Many a dirty look was thrown our way as we made our way through the throngs, in some cases pausing to set up the camera and film some color. Around late afternoon, we made our way out of the hotel lobby to film some pilgrims at prayer in the shopping area around the Grand Mosque.
Adil's camera was nearly snatched out of his hands by another zealous and eagle-eyed security official who had spotted us filming from his third floor watch-station. He wagged his finger menacingly and barked orders for us to come with him. We stood our ground.
Luckily Schams, our producer, is Arabic-speaking, or we would have been whisked away to goodness knows where. Our minder had joined the prayers in the lobby, and could not come to our rescue as the official had decided to pounce in the middle of the prayers. The crew huddled defiantly in the corner until the last ritual of the prayer was performed, and our minder came rushing over to explain our status to the security guard.
As usual, a crowd was gathering around us, with the usual questions. "Are you from TV? CNN? Aah ..." Many pilgrims then usually swing rapidly from curious to superstar-in-training mode: Leaping in front of the camera and grinning, or jabbing at Mohammed's arm to get him to tell Adil to take pictures of their babies/children/Hajj IDs.
Others try to pretend to have accidentally strayed into the shot -- in carefully co-ordinated movements no doubt designed to get maximum coverage of their faces for whoever they may assume will be watching. Others just ignore us and go on with their shopping. The Hajj isn't all about prayer: it's also about commerce.
CNN viewers might be surprised to find that the malls surrounding the Grand Mosque are crammed with stores one wouldn't assume would have a presence in this holiest site of Islam in Saudi Arabia. In the newly-opened Marwa Tower mall, a gleaming structure of glass and steel skyscraper next to the Grand Mosque, you may find Puma trainers, Chanel fragrances, gold jewelry, mobile phones and dozens of other gadgets -- alongside religious books and traditional calligraphic art. Or sit down for a latte in the Starbucks cafe on the second floor of the mall.

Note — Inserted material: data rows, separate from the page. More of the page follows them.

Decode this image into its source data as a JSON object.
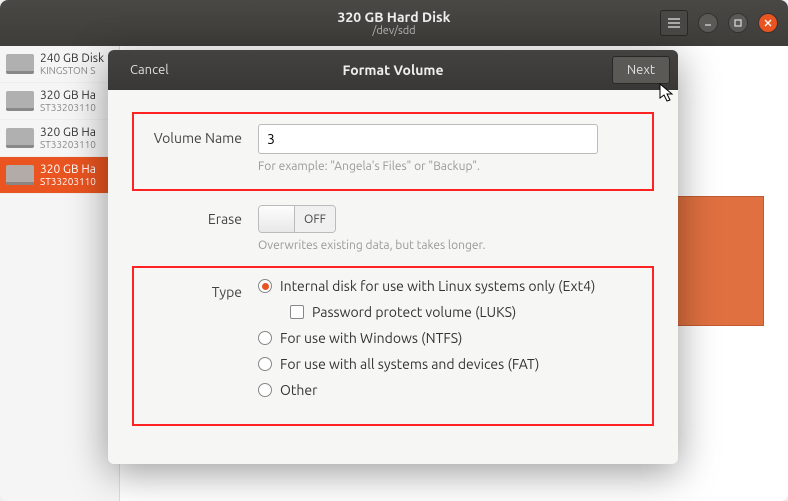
{
  "window": {
    "title": "320 GB Hard Disk",
    "subtitle": "/dev/sdd"
  },
  "sidebar": {
    "items": [
      {
        "name": "240 GB Disk",
        "sub": "KINGSTON S"
      },
      {
        "name": "320 GB Ha",
        "sub": "ST33203110"
      },
      {
        "name": "320 GB Ha",
        "sub": "ST33203110"
      },
      {
        "name": "320 GB Ha",
        "sub": "ST33203110"
      }
    ]
  },
  "dialog": {
    "cancel": "Cancel",
    "title": "Format Volume",
    "next": "Next",
    "volume_name_label": "Volume Name",
    "volume_name_value": "3",
    "volume_name_hint": "For example: \"Angela's Files\" or \"Backup\".",
    "erase_label": "Erase",
    "erase_state": "OFF",
    "erase_hint": "Overwrites existing data, but takes longer.",
    "type_label": "Type",
    "type_options": {
      "ext4": "Internal disk for use with Linux systems only (Ext4)",
      "luks": "Password protect volume (LUKS)",
      "ntfs": "For use with Windows (NTFS)",
      "fat": "For use with all systems and devices (FAT)",
      "other": "Other"
    }
  }
}
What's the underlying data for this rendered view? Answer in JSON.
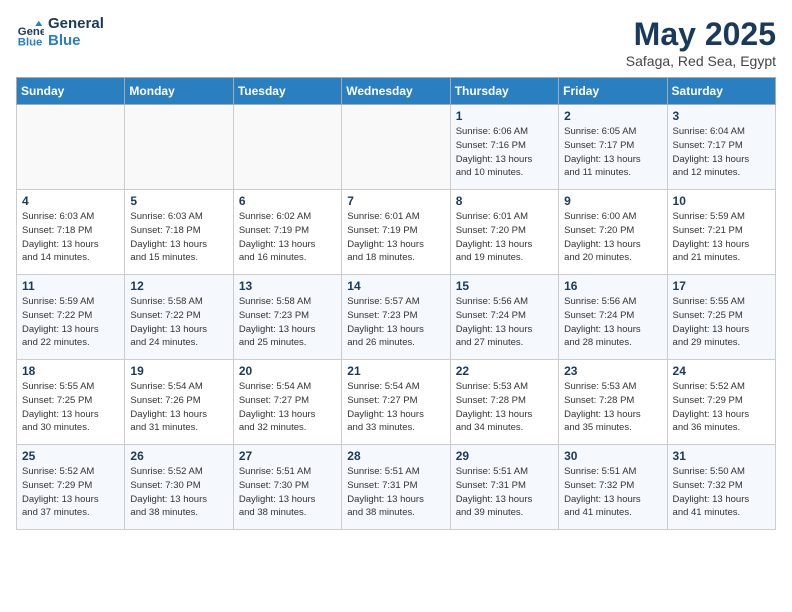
{
  "header": {
    "logo_line1": "General",
    "logo_line2": "Blue",
    "month": "May 2025",
    "location": "Safaga, Red Sea, Egypt"
  },
  "weekdays": [
    "Sunday",
    "Monday",
    "Tuesday",
    "Wednesday",
    "Thursday",
    "Friday",
    "Saturday"
  ],
  "weeks": [
    [
      {
        "day": "",
        "info": ""
      },
      {
        "day": "",
        "info": ""
      },
      {
        "day": "",
        "info": ""
      },
      {
        "day": "",
        "info": ""
      },
      {
        "day": "1",
        "info": "Sunrise: 6:06 AM\nSunset: 7:16 PM\nDaylight: 13 hours\nand 10 minutes."
      },
      {
        "day": "2",
        "info": "Sunrise: 6:05 AM\nSunset: 7:17 PM\nDaylight: 13 hours\nand 11 minutes."
      },
      {
        "day": "3",
        "info": "Sunrise: 6:04 AM\nSunset: 7:17 PM\nDaylight: 13 hours\nand 12 minutes."
      }
    ],
    [
      {
        "day": "4",
        "info": "Sunrise: 6:03 AM\nSunset: 7:18 PM\nDaylight: 13 hours\nand 14 minutes."
      },
      {
        "day": "5",
        "info": "Sunrise: 6:03 AM\nSunset: 7:18 PM\nDaylight: 13 hours\nand 15 minutes."
      },
      {
        "day": "6",
        "info": "Sunrise: 6:02 AM\nSunset: 7:19 PM\nDaylight: 13 hours\nand 16 minutes."
      },
      {
        "day": "7",
        "info": "Sunrise: 6:01 AM\nSunset: 7:19 PM\nDaylight: 13 hours\nand 18 minutes."
      },
      {
        "day": "8",
        "info": "Sunrise: 6:01 AM\nSunset: 7:20 PM\nDaylight: 13 hours\nand 19 minutes."
      },
      {
        "day": "9",
        "info": "Sunrise: 6:00 AM\nSunset: 7:20 PM\nDaylight: 13 hours\nand 20 minutes."
      },
      {
        "day": "10",
        "info": "Sunrise: 5:59 AM\nSunset: 7:21 PM\nDaylight: 13 hours\nand 21 minutes."
      }
    ],
    [
      {
        "day": "11",
        "info": "Sunrise: 5:59 AM\nSunset: 7:22 PM\nDaylight: 13 hours\nand 22 minutes."
      },
      {
        "day": "12",
        "info": "Sunrise: 5:58 AM\nSunset: 7:22 PM\nDaylight: 13 hours\nand 24 minutes."
      },
      {
        "day": "13",
        "info": "Sunrise: 5:58 AM\nSunset: 7:23 PM\nDaylight: 13 hours\nand 25 minutes."
      },
      {
        "day": "14",
        "info": "Sunrise: 5:57 AM\nSunset: 7:23 PM\nDaylight: 13 hours\nand 26 minutes."
      },
      {
        "day": "15",
        "info": "Sunrise: 5:56 AM\nSunset: 7:24 PM\nDaylight: 13 hours\nand 27 minutes."
      },
      {
        "day": "16",
        "info": "Sunrise: 5:56 AM\nSunset: 7:24 PM\nDaylight: 13 hours\nand 28 minutes."
      },
      {
        "day": "17",
        "info": "Sunrise: 5:55 AM\nSunset: 7:25 PM\nDaylight: 13 hours\nand 29 minutes."
      }
    ],
    [
      {
        "day": "18",
        "info": "Sunrise: 5:55 AM\nSunset: 7:25 PM\nDaylight: 13 hours\nand 30 minutes."
      },
      {
        "day": "19",
        "info": "Sunrise: 5:54 AM\nSunset: 7:26 PM\nDaylight: 13 hours\nand 31 minutes."
      },
      {
        "day": "20",
        "info": "Sunrise: 5:54 AM\nSunset: 7:27 PM\nDaylight: 13 hours\nand 32 minutes."
      },
      {
        "day": "21",
        "info": "Sunrise: 5:54 AM\nSunset: 7:27 PM\nDaylight: 13 hours\nand 33 minutes."
      },
      {
        "day": "22",
        "info": "Sunrise: 5:53 AM\nSunset: 7:28 PM\nDaylight: 13 hours\nand 34 minutes."
      },
      {
        "day": "23",
        "info": "Sunrise: 5:53 AM\nSunset: 7:28 PM\nDaylight: 13 hours\nand 35 minutes."
      },
      {
        "day": "24",
        "info": "Sunrise: 5:52 AM\nSunset: 7:29 PM\nDaylight: 13 hours\nand 36 minutes."
      }
    ],
    [
      {
        "day": "25",
        "info": "Sunrise: 5:52 AM\nSunset: 7:29 PM\nDaylight: 13 hours\nand 37 minutes."
      },
      {
        "day": "26",
        "info": "Sunrise: 5:52 AM\nSunset: 7:30 PM\nDaylight: 13 hours\nand 38 minutes."
      },
      {
        "day": "27",
        "info": "Sunrise: 5:51 AM\nSunset: 7:30 PM\nDaylight: 13 hours\nand 38 minutes."
      },
      {
        "day": "28",
        "info": "Sunrise: 5:51 AM\nSunset: 7:31 PM\nDaylight: 13 hours\nand 38 minutes."
      },
      {
        "day": "29",
        "info": "Sunrise: 5:51 AM\nSunset: 7:31 PM\nDaylight: 13 hours\nand 39 minutes."
      },
      {
        "day": "30",
        "info": "Sunrise: 5:51 AM\nSunset: 7:32 PM\nDaylight: 13 hours\nand 41 minutes."
      },
      {
        "day": "31",
        "info": "Sunrise: 5:50 AM\nSunset: 7:32 PM\nDaylight: 13 hours\nand 41 minutes."
      }
    ]
  ]
}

This old meets new world in Makkah no doubt is a whole new world for many of the pilgrims, some of them from far-flung villages where many haven't even been on a plane before, let alone had a McDonald's Big Mac. Last night, we noticed a group of nervous-looking pilgrims in ihram standing defensively together as they waited for the lift to bear them to the upper reaches of the mall.
They told us they were from Yemen, and judging from the awe with which they look around the contraption as the doors close: they have never been in a lift before. Or at least, not a glass-bottomed one.. It can safely be assumed then, that unless the pilgrims are praying in the Grand Mosque, you can find them in the shopping malls. Which is where we found the day's interview, a young and articulate young woman from northern Nigeria, who told Zain of her difficulties as a young bride in her home town, all the while trying to tightly hem Zain into her headscarf, tugging and pulling until all our anchor's lustrous locks were safely stowed away! From there it was back to our hotel room for more logging, more cups of Arabic coffee and the final editing of the packages we have done so far.
Muslim pilgrims pray in the courtyard of the Grand Mosque.